Dassiesfontein is a smorgasbord of THINGS. We’re talking room after room of this and that – from antique furniture through kitchen plates, clothing and shoes, to Victorian fireplaces. The venue is a veritable collector’s dream of kitsch and paraphenalia, so set aside at least an hour for your stop at this farmstall.
We piled out of the car, now desperate for a breather, to stretch legs and maybe pick up a quick munch while we were at it. Immediately I sense that this farmstall is not like any of the others we have visited on the N2 (and there are numerous between Cape Town and Caledon).
Outside looks a little like a ramshackle farm yard. There are chickens doing their thing, strutting around the car park as happy as muck, whilst a little further along various farm implements and a lot of what looks like aluminium pipes stand higgledy piggledy to one side.
Inside the farm store Tina and Francina are busy baking bread. The huge farmstyle brown bread dough stands in a large mixing bowl, whilst several tins stand rising above the old farmstyle oven – dinkum, I think it’s a regte egte Dover. Another series of breads have already made their way out of the oven and infuse the little room crammed with anything from bokkoms to jams, rusks and dried fruit with the pungence of yeast bread. Dassiesfontein grind their own flour and these loaves of farm bread are famous. You can also pick up a bag of their flour here too.
I should warn you that they also bake pies that are seriously good, so don’t have your lunch beforehand. I am not a pie fan – I think I’ve eaten one in my life – but these were worth sampling. It helped that someone else was intent on buying up the entire supply. Amazing what a little bit of competition does to compel one into a buying frenzy. We bought two immediately, just in case we missed out.
There is nothing so comforting as the smell of baking bread.
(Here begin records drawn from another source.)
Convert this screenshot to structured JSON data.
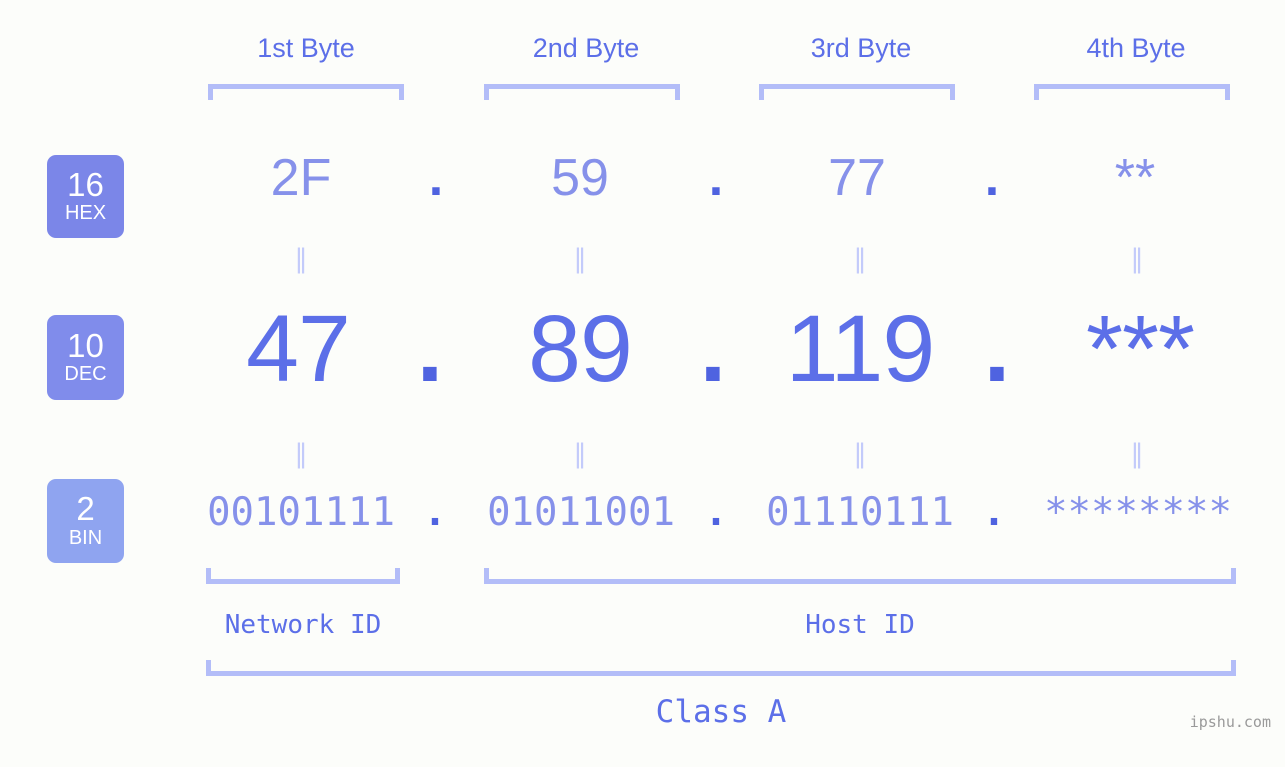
{
  "page": {
    "background_color": "#fcfdfa",
    "watermark": "ipshu.com",
    "class_label": "Class A"
  },
  "colors": {
    "accent_strong": "#5c6fe8",
    "accent_light": "#8691ea",
    "bracket": "#b3bdf8",
    "separator": "#c3cbfa",
    "badge_hex": "#7b86e8",
    "badge_dec": "#808ceb",
    "badge_bin": "#8fa4f0"
  },
  "byte_headers": [
    {
      "label": "1st Byte"
    },
    {
      "label": "2nd Byte"
    },
    {
      "label": "3rd Byte"
    },
    {
      "label": "4th Byte"
    }
  ],
  "radix_badges": [
    {
      "number": "16",
      "name": "HEX"
    },
    {
      "number": "10",
      "name": "DEC"
    },
    {
      "number": "2",
      "name": "BIN"
    }
  ],
  "rows": {
    "hex": {
      "radix": "16",
      "radix_name": "HEX",
      "values": [
        "2F",
        "59",
        "77",
        "**"
      ],
      "separator": "."
    },
    "dec": {
      "radix": "10",
      "radix_name": "DEC",
      "values": [
        "47",
        "89",
        "119",
        "***"
      ],
      "separator": "."
    },
    "bin": {
      "radix": "2",
      "radix_name": "BIN",
      "values": [
        "00101111",
        "01011001",
        "01110111",
        "********"
      ],
      "separator": "."
    }
  },
  "equals_marks": {
    "glyph": "‖",
    "count_per_row": 4
  },
  "id_sections": [
    {
      "label": "Network ID"
    },
    {
      "label": "Host ID"
    }
  ]
}
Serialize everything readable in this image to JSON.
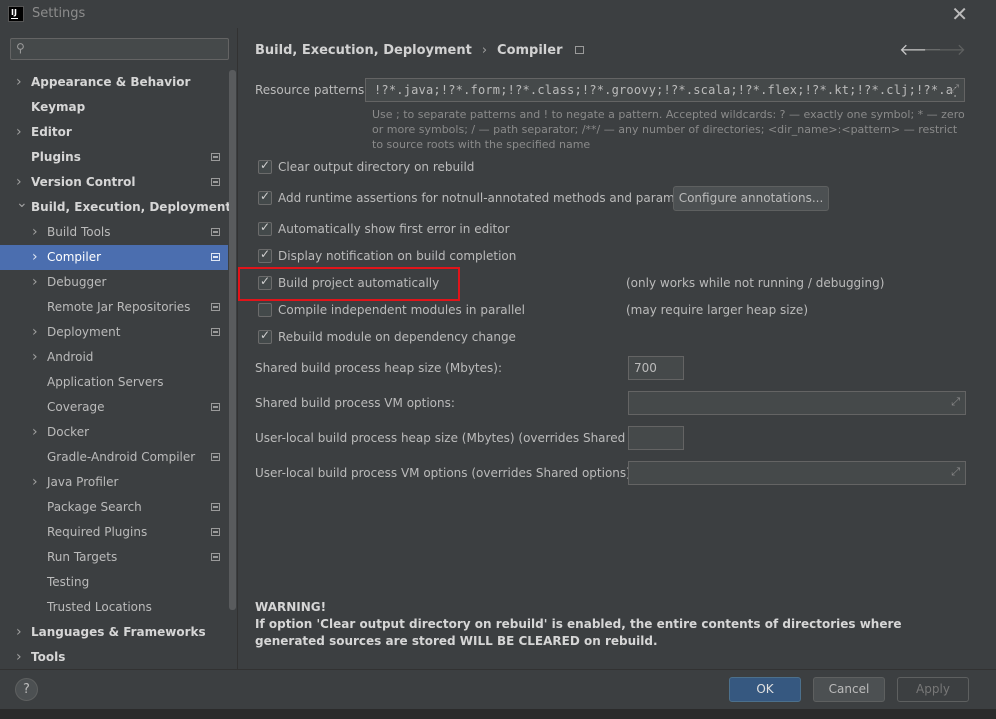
{
  "window": {
    "title": "Settings",
    "app_icon_text": "IJ"
  },
  "search": {
    "placeholder": "",
    "value": ""
  },
  "sidebar": {
    "items": [
      {
        "label": "Appearance & Behavior",
        "level": 0,
        "arrow": true,
        "bold": true,
        "proj": false,
        "selected": false,
        "name": "sidebar-item-appearance-behavior"
      },
      {
        "label": "Keymap",
        "level": 0,
        "arrow": false,
        "bold": true,
        "proj": false,
        "selected": false,
        "name": "sidebar-item-keymap"
      },
      {
        "label": "Editor",
        "level": 0,
        "arrow": true,
        "bold": true,
        "proj": false,
        "selected": false,
        "name": "sidebar-item-editor"
      },
      {
        "label": "Plugins",
        "level": 0,
        "arrow": false,
        "bold": true,
        "proj": true,
        "selected": false,
        "name": "sidebar-item-plugins"
      },
      {
        "label": "Version Control",
        "level": 0,
        "arrow": true,
        "bold": true,
        "proj": true,
        "selected": false,
        "name": "sidebar-item-version-control"
      },
      {
        "label": "Build, Execution, Deployment",
        "level": 0,
        "arrow": true,
        "expanded": true,
        "bold": true,
        "proj": false,
        "selected": false,
        "name": "sidebar-item-build-execution-deployment"
      },
      {
        "label": "Build Tools",
        "level": 1,
        "arrow": true,
        "bold": false,
        "proj": true,
        "selected": false,
        "name": "sidebar-item-build-tools"
      },
      {
        "label": "Compiler",
        "level": 1,
        "arrow": true,
        "bold": false,
        "proj": true,
        "selected": true,
        "name": "sidebar-item-compiler"
      },
      {
        "label": "Debugger",
        "level": 1,
        "arrow": true,
        "bold": false,
        "proj": false,
        "selected": false,
        "name": "sidebar-item-debugger"
      },
      {
        "label": "Remote Jar Repositories",
        "level": 1,
        "arrow": false,
        "bold": false,
        "proj": true,
        "selected": false,
        "name": "sidebar-item-remote-jar-repositories"
      },
      {
        "label": "Deployment",
        "level": 1,
        "arrow": true,
        "bold": false,
        "proj": true,
        "selected": false,
        "name": "sidebar-item-deployment"
      },
      {
        "label": "Android",
        "level": 1,
        "arrow": true,
        "bold": false,
        "proj": false,
        "selected": false,
        "name": "sidebar-item-android"
      },
      {
        "label": "Application Servers",
        "level": 1,
        "arrow": false,
        "bold": false,
        "proj": false,
        "selected": false,
        "name": "sidebar-item-application-servers"
      },
      {
        "label": "Coverage",
        "level": 1,
        "arrow": false,
        "bold": false,
        "proj": true,
        "selected": false,
        "name": "sidebar-item-coverage"
      },
      {
        "label": "Docker",
        "level": 1,
        "arrow": true,
        "bold": false,
        "proj": false,
        "selected": false,
        "name": "sidebar-item-docker"
      },
      {
        "label": "Gradle-Android Compiler",
        "level": 1,
        "arrow": false,
        "bold": false,
        "proj": true,
        "selected": false,
        "name": "sidebar-item-gradle-android-compiler"
      },
      {
        "label": "Java Profiler",
        "level": 1,
        "arrow": true,
        "bold": false,
        "proj": false,
        "selected": false,
        "name": "sidebar-item-java-profiler"
      },
      {
        "label": "Package Search",
        "level": 1,
        "arrow": false,
        "bold": false,
        "proj": true,
        "selected": false,
        "name": "sidebar-item-package-search"
      },
      {
        "label": "Required Plugins",
        "level": 1,
        "arrow": false,
        "bold": false,
        "proj": true,
        "selected": false,
        "name": "sidebar-item-required-plugins"
      },
      {
        "label": "Run Targets",
        "level": 1,
        "arrow": false,
        "bold": false,
        "proj": true,
        "selected": false,
        "name": "sidebar-item-run-targets"
      },
      {
        "label": "Testing",
        "level": 1,
        "arrow": false,
        "bold": false,
        "proj": false,
        "selected": false,
        "name": "sidebar-item-testing"
      },
      {
        "label": "Trusted Locations",
        "level": 1,
        "arrow": false,
        "bold": false,
        "proj": false,
        "selected": false,
        "name": "sidebar-item-trusted-locations"
      },
      {
        "label": "Languages & Frameworks",
        "level": 0,
        "arrow": true,
        "bold": true,
        "proj": false,
        "selected": false,
        "name": "sidebar-item-languages-frameworks"
      },
      {
        "label": "Tools",
        "level": 0,
        "arrow": true,
        "bold": true,
        "proj": false,
        "selected": false,
        "name": "sidebar-item-tools"
      }
    ]
  },
  "breadcrumb": {
    "parent": "Build, Execution, Deployment",
    "current": "Compiler"
  },
  "compiler": {
    "resource_patterns_label": "Resource patterns:",
    "resource_patterns_value": "!?*.java;!?*.form;!?*.class;!?*.groovy;!?*.scala;!?*.flex;!?*.kt;!?*.clj;!?*.aj",
    "hint": "Use ; to separate patterns and ! to negate a pattern. Accepted wildcards: ? — exactly one symbol; * — zero or more symbols; / — path separator; /**/ — any number of directories; <dir_name>:<pattern> — restrict to source roots with the specified name",
    "checkboxes": [
      {
        "label": "Clear output directory on rebuild",
        "checked": true,
        "note": ""
      },
      {
        "label": "Add runtime assertions for notnull-annotated methods and parameters",
        "checked": true,
        "note": ""
      },
      {
        "label": "Automatically show first error in editor",
        "checked": true,
        "note": ""
      },
      {
        "label": "Display notification on build completion",
        "checked": true,
        "note": ""
      },
      {
        "label": "Build project automatically",
        "checked": true,
        "note": "(only works while not running / debugging)"
      },
      {
        "label": "Compile independent modules in parallel",
        "checked": false,
        "note": "(may require larger heap size)"
      },
      {
        "label": "Rebuild module on dependency change",
        "checked": true,
        "note": ""
      }
    ],
    "configure_annotations_label": "Configure annotations...",
    "shared_heap_label": "Shared build process heap size (Mbytes):",
    "shared_heap_value": "700",
    "shared_vm_label": "Shared build process VM options:",
    "shared_vm_value": "",
    "user_heap_label": "User-local build process heap size (Mbytes) (overrides Shared size):",
    "user_heap_value": "",
    "user_vm_label": "User-local build process VM options (overrides Shared options):",
    "user_vm_value": "",
    "warning_title": "WARNING!",
    "warning_text": "If option 'Clear output directory on rebuild' is enabled, the entire contents of directories where generated sources are stored WILL BE CLEARED on rebuild."
  },
  "footer": {
    "help_label": "?",
    "ok_label": "OK",
    "cancel_label": "Cancel",
    "apply_label": "Apply"
  },
  "colors": {
    "selection": "#4b6eaf",
    "highlight_box": "#e1141a",
    "primary_button": "#365880"
  }
}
However, it does nothing to lessen the effects of tetchy whining from my son, who takes it into his head to whinge for a chocolate when I’ve already laid down the law in the car about what he can and can’t have! We find ourselves outside having a typical mother-wee-son confrontation just as another group of people arrive – spare me these debilitating whatkindofmotherisshe moments!
Back in the farm store, son safely ensconced with Dad, I head further into the Aladdin’s cave – for there is no other way to describe how the rooms just seems to merge one into another. The store becomes a restaurant area overhung with light fittings. I pass through an area so dense with glass wear and crockery that it is difficult to take note of everything, and I can imagine that given the time, one could pick up some real gems here. I overhear Francina managing someone on the phone who wants to book a table. It seems the place is so popular that they only operate a first-come-first-served basis.
In the centre of the rather dark room I enter is the restaurant. Pretty wooden chairs and tables dominate the room, but surrounding them are stands filled with clothing and jewellery as well as a selection of candelabra that make the pulse begin to race (I feel the start of a secret fetish coming on). Overhead hang an endless supply of woven baskets and one wall is covered in second-hand books. To one side stands a chalk board filled with a list of local wines, which is why many people stop here, whilst the far wall is lined with an eclectic and attractive array of gift boxes.
The restaurant serves traditional boerekos, seven days a week. The portions are larger than large and include Sunday lunches that are three course affairs – goodness knows, you better hope your destination is not too far from here, or you’ll fall asleep at the wheel after such a meal.
Down yet another corridor, this one lined with a series of fireplace implements, fresh flowers and a lot of bric-a-brac; I pass the dairy. I don’t trust myself in here as I am a cheese addict, and we already have some delectable items in our boot. But here you will find milk, yoghurt, fruit juice and a range of cheeses. The dairy guarantees that its milk is hormone and additive free, all their milk is sourced from cows that range freely, and all of their cheese is locally produced.
On still further one enters a series of little shops, their shelves lined with things like vases, watering cans, coat hooks and spice racks, followed by a leather shoe and handbag area that would hold the attention of the average woman for at least half an hour. Home made women’s bohemian style clothes, felt handbags and decorative items, and a little dressing room finally complete the picture. This part of the farmstore is known as the boutique and includes vintage clothing, jewellery and beauty products.
Other bits and bobs you can pick up here include a fine selection of coal and wood stoves. In fact Dassiesfontein specialise in a collection of cast iron wood stoves that are practical and beautiful to look at. Their antique section is a collection of old kitchen utensils, enamel ware, tins, porcelain dolls, garden tools and Africana books, pictures and furniture. They also restore old furniture if you are interested.
We fall out of the farmstall having undergone something of an experience. As we leave, we spot a field to the left of the stall where there is an assortment of donkeys, great for children to pet and feed – make a note, in case you stop here too.
Dassiesfontein Farmstall on the N2 between Botriver and Caledon, Overberg, Western Cape